“Last year at this time we were saying arts groups can’t simply turn on the lights and be ready to go on day one after 18 months without live experiences,” ArtsBoston executive director Catherine Peterson said in a statement. “Now the lights are on and the reality of being back in business is more clear.”

Peterson said she wanted a snapshot of the local arts landscape following her group’s work on the Audience Outlook Monitor, a survey that sought to better understand audience preferences and behaviors during much of the pandemic.

“The challenges we knew would come are taking shape,” said Peterson. “AOM gave us indications that audiences in Greater Boston were eager to return, but also they would be cautious in that return.”

But while the Outlook Monitor suggested audience sizes would shrink roughly 15 to 20 percent, ArtsBoston’s latest findings indicate an even starker reality: Many respondents report audiences are down 20 to 40 percent.

The survey found that, for many, reduced ticket sales are contributing to an already challenging funding environment, as inflation depresses individual philanthropy, COVID-relief funds dwindle, and fears of a recession persist.

Meanwhile, the survey indicated that many organizations struggle to maintain adequate staffing levels, pointing to a competitive job market and the area’s high cost of living. Remaining staff is often overworked — and inexperienced: Some organizations report that as much as half of staff are new.
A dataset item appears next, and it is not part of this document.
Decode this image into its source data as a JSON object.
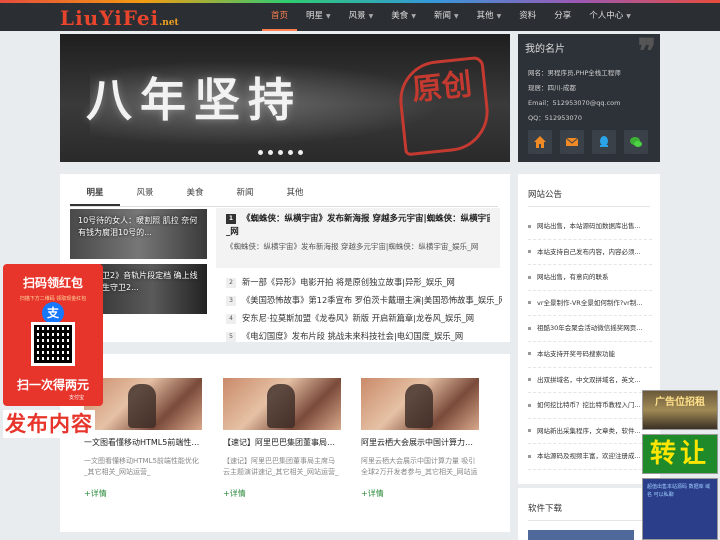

Understaffing has also meant organizations are deferring audience research and analysis of fund-raising data, the survey found, which in turn makes it difficult for arts groups to reach new audiences and potential donors.

In addition, the survey revealed that many arts workers feel “racial justice goals can feel unattainable due to other structural issues.” It added that there were a number of factors contributing to their frustration, including concerns that audience diversity efforts must be more than mere marketing and that staff lack time to concentrate adequately on social justice issues.

“Organizations of all sizes realize they can’t allow themselves to conclude that structural racism is ‘too hard to tackle,’” said Peterson. “They know it involves difficult conversations and a commitment to using time and resources’”

Peterson said the open-ended nature of the survey enabled ArtsBoston not only to better understand the ongoing challenges faced by arts groups, but also to uncover issues that are below the radar, and, perhaps, point the way toward solutions.

“Arts groups are telling us they need more time and more resources to get where their business models and revised mission statements are pointing them,” she said. “Governmental recovery money over the past two-plus years was crucial to keep artists and workers employed, and maintain theater spaces. But local, regional and national funders, and service organizations like ArtsBoston must move into the next phase of helping the sector.”


Malcolm Gay can be reached at malcolm.gay@globe.com. Follow him on Twitter at @malcolmgay.